As more people become vaccinated and more businesses reopen, traffic — both vehicular and pedestrian — is picking up. But the restrictions on nonessential travel that were put in place last March for COVID-19 by U.S. Customs and Border Protection remain in effect, funneling people, cars and trucks into fewer checkpoints.

Cross-border travel of passengers and pedestrians in the San Diego region dropped about 44% from January 2020 to January 2021, according to data released by Robert Sanders, a public affairs liaison with the CBP in San Diego. It's recovered much of that ground since. The number of pedestrians who walked through the San Ysidro Port of Entry has almost reached pre-pandemic levels: There were 520,901 crossers on foot in March 2021 vs. 541,519 in March 2020.

Jason Wells, the CEO of the San Ysidro Chamber of Commerce, expressed concern that the long delays have been taking place despite CBP returning to a full staffing schedule.

"Border restrictions are keeping customers from our businesses. Now, CBP inefficiency is keeping workers from getting to our businesses," he said. "How we have 55% of 'normal' crossings, full CBP staffing and five times acceptable crossing times is a mystery to us."

A CBP spokeswoman did not immediately return a request for comment or to confirm whether the agency is indeed currently operating at full capacity.

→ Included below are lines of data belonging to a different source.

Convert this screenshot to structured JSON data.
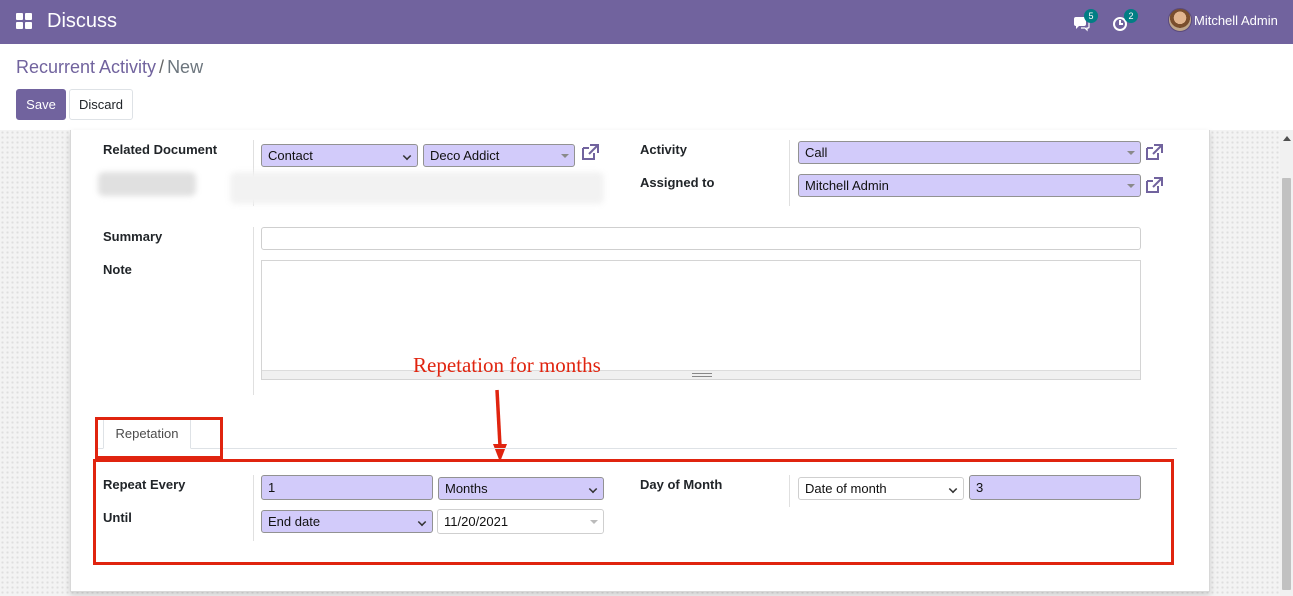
{
  "navbar": {
    "app_title": "Discuss",
    "chat_badge": "5",
    "activity_badge": "2",
    "user_name": "Mitchell Admin",
    "icons": [
      "apps-grid-icon",
      "chat-icon",
      "clock-icon",
      "avatar"
    ]
  },
  "breadcrumb": {
    "parent": "Recurrent Activity",
    "separator": "/",
    "current": "New"
  },
  "actions": {
    "save_label": "Save",
    "discard_label": "Discard"
  },
  "form": {
    "related_document": {
      "label": "Related Document",
      "model_value": "Contact",
      "record_value": "Deco Addict"
    },
    "activity": {
      "label": "Activity",
      "value": "Call"
    },
    "assigned_to": {
      "label": "Assigned to",
      "value": "Mitchell Admin"
    },
    "summary": {
      "label": "Summary",
      "value": ""
    },
    "note": {
      "label": "Note",
      "value": ""
    }
  },
  "tabs": [
    {
      "label": "Repetation",
      "active": true
    }
  ],
  "repetition": {
    "repeat_every": {
      "label": "Repeat Every",
      "interval": "1",
      "unit": "Months"
    },
    "until": {
      "label": "Until",
      "type": "End date",
      "date": "11/20/2021"
    },
    "day_of_month": {
      "label": "Day of Month",
      "mode": "Date of month",
      "day": "3"
    }
  },
  "annotation": {
    "text": "Repetation for months",
    "color": "#e0240f"
  },
  "colors": {
    "brand": "#71639e",
    "required_field": "#d2cbfa"
  }
}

Traffic delays late last week and early this week were particularly rough, with slowdowns caused by what border officials described as migrant protests.

Only about a quarter of the lanes at the San Ysidro Port of Entry were open Saturday morning, prompting delays of more than four hours as groups of advocates and migrants protested in the area. The protesters were hoping to draw attention to the slow process of seeking legal asylum in the United States.

By 10 a.m. on Saturday, officials had nine of the 34 regular lanes open between San Diego and Tijuana. About three SENTRI lanes for preapproved trusted travelers who are able to cross more quickly were also open.

A CBP spokesperson said several lanes were temporarily closed for security purposes to ensure the safety of the officers and the traveling public.

Facebook groups that track border traffic rejoiced Thursday as traffic began returning to normal.

Though most regular border crossers are accustomed to northbound waits and busier activity during the weekend, the mid-week southbound traffic has caught some by surprise.

"At first I thought 'Dang, it's a Tuesday afternoon, what's up with this?'" said Robert Smith, a Rosarito resident who got caught in traffic traveling southbound. He attributed the increased traffic to several factors, including more people becoming vaccinated and resuming their cross-border lifestyles.

"That's not going to change. We're almost in summer now, and if you look at Rosarito the last couple weekends, it's looked just like in Summer 2019," he said.

Mexico is not restricting nonessential land crossings from the U.S. in Baja California because the state is on a yellow level — the last tier in its epidemiological risk-evaluation system before full reopening.

Restrictions on nonessential crossings at the U.S.-Mexico land border northbound will remain in place at least through May 21, according to the Department of Homeland Security.

Trending Food Videos

Recommended for you

Loading...
Loading...